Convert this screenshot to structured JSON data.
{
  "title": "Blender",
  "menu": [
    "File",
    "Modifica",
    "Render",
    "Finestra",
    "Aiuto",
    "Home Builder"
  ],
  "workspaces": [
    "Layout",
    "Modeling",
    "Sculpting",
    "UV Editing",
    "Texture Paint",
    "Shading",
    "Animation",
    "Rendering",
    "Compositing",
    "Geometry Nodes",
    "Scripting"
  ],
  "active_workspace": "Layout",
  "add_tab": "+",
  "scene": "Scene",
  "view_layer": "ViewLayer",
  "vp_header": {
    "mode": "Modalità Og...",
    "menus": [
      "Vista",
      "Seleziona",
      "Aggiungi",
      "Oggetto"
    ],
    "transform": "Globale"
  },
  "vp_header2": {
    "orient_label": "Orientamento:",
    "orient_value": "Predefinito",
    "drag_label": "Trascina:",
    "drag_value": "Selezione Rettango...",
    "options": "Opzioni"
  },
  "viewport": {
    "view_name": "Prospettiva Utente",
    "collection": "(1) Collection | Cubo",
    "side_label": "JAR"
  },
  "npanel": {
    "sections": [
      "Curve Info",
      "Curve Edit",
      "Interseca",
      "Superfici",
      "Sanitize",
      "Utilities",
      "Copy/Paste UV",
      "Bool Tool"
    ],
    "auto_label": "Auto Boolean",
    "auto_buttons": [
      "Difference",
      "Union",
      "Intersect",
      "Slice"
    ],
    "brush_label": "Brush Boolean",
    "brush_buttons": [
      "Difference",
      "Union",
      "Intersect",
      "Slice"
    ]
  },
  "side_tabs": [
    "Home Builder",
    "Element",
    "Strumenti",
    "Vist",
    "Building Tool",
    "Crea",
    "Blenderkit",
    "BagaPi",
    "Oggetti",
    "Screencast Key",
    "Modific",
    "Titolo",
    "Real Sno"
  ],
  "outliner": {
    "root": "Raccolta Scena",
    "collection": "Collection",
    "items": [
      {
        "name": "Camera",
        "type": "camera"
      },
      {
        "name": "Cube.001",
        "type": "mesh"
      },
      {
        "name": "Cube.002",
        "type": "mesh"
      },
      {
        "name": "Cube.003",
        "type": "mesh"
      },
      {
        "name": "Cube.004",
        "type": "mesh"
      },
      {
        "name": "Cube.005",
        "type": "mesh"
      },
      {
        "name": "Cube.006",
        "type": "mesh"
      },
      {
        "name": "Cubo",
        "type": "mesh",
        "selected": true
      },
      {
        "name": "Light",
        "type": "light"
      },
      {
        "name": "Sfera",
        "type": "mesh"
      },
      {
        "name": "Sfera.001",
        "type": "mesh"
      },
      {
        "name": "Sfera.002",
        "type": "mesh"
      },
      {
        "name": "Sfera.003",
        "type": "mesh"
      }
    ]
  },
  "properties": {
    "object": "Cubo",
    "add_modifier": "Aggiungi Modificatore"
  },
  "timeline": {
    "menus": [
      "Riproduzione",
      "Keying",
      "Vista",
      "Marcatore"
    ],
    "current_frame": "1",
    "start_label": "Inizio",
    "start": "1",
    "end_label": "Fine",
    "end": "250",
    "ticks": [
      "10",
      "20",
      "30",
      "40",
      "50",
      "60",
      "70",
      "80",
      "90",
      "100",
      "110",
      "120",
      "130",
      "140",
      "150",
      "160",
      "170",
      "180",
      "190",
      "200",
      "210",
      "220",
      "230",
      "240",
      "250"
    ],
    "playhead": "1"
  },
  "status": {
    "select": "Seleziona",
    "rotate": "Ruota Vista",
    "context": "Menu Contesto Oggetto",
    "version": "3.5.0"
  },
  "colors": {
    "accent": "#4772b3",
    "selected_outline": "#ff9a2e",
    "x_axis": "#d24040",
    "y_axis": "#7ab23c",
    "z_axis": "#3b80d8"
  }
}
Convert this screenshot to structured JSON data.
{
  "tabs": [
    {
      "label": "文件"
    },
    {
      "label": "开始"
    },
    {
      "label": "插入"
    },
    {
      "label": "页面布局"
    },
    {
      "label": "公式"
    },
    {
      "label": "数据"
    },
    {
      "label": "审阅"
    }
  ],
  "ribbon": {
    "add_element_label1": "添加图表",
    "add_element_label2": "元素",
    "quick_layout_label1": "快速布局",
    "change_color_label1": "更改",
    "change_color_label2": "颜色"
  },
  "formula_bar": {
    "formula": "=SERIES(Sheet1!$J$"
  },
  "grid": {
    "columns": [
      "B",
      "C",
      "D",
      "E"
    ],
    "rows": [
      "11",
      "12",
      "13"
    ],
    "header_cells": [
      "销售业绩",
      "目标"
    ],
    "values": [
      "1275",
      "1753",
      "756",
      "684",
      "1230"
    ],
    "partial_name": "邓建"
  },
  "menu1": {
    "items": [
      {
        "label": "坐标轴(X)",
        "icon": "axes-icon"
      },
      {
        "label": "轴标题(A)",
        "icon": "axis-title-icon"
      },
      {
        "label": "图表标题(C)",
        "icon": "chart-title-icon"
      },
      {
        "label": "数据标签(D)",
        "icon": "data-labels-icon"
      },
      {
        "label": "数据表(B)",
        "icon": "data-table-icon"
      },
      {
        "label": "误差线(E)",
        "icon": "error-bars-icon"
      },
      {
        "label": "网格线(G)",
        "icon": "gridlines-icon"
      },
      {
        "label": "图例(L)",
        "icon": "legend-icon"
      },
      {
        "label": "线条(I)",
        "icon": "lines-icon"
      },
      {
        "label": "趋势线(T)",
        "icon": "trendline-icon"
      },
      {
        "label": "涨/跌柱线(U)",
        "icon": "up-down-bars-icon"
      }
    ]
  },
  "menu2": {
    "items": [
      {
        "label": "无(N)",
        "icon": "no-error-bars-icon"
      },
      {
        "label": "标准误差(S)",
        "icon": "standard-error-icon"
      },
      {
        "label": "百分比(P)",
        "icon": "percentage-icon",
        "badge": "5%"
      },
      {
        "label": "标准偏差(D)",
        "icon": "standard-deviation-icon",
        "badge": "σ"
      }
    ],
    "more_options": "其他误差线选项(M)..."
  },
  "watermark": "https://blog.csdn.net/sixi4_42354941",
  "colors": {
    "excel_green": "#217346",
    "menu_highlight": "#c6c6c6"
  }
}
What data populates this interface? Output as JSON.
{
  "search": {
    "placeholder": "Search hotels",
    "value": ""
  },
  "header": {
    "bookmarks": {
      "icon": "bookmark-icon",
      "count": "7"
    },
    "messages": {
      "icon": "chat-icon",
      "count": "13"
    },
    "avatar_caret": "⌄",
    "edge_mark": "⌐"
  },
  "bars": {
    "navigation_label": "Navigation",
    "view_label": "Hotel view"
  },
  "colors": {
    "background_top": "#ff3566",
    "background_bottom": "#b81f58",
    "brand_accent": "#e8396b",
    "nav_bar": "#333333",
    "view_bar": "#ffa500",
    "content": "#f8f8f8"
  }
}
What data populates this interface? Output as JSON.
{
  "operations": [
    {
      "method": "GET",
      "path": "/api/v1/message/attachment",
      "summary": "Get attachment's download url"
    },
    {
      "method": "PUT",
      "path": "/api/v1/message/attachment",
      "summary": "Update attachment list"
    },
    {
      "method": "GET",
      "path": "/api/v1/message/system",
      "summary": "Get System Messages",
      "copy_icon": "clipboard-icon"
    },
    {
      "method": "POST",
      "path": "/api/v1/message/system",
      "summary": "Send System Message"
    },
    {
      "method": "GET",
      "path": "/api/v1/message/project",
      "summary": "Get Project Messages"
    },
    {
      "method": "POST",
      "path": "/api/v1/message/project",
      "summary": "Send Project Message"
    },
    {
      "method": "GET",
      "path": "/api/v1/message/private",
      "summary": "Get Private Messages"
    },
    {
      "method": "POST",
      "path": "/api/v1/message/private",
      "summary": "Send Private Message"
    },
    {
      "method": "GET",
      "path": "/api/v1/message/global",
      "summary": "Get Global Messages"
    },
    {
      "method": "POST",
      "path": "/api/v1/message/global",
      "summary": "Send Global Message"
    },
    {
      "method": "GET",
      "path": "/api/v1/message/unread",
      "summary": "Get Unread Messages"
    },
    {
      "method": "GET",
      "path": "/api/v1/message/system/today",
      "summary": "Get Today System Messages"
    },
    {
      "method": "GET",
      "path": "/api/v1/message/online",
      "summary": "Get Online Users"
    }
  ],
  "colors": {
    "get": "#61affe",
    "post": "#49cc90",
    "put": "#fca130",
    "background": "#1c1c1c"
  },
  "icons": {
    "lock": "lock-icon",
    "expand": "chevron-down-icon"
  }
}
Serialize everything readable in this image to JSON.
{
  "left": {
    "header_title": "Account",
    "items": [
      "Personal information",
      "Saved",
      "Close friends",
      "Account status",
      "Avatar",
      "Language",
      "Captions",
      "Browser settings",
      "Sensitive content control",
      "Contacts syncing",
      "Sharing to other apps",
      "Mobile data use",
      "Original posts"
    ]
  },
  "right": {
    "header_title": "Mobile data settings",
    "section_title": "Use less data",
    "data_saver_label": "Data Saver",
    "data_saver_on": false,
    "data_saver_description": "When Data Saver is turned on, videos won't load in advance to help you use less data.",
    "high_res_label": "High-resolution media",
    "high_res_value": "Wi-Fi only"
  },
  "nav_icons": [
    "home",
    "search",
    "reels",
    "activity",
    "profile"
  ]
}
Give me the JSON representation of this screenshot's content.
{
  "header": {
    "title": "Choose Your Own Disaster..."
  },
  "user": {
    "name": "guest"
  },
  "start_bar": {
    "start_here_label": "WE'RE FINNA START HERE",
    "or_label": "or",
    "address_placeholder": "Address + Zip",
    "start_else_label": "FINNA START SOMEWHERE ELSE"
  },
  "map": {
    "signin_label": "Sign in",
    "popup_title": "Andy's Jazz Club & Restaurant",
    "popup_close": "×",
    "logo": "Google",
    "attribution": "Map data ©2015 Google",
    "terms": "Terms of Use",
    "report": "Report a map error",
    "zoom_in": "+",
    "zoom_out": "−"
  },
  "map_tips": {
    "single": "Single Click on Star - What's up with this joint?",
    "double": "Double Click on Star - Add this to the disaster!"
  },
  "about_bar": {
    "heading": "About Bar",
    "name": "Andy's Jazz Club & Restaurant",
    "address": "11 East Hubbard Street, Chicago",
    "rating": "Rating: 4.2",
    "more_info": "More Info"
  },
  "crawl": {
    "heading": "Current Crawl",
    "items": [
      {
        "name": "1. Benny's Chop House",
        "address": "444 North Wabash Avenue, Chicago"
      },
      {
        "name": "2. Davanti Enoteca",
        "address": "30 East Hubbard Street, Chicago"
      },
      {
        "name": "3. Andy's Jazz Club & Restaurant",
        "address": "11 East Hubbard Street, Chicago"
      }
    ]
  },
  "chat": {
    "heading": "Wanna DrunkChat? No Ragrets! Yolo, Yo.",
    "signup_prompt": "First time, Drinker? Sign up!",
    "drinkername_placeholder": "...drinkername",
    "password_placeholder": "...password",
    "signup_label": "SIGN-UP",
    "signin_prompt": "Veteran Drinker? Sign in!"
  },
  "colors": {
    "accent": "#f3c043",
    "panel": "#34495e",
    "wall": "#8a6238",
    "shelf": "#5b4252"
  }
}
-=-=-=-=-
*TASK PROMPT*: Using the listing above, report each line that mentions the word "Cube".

*WRITTEN SOLUTION*:
        "name": "Cube.001",
        "name": "Cube.002",
        "name": "Cube.003",
        "name": "Cube.004",
        "name": "Cube.005",
        "name": "Cube.006",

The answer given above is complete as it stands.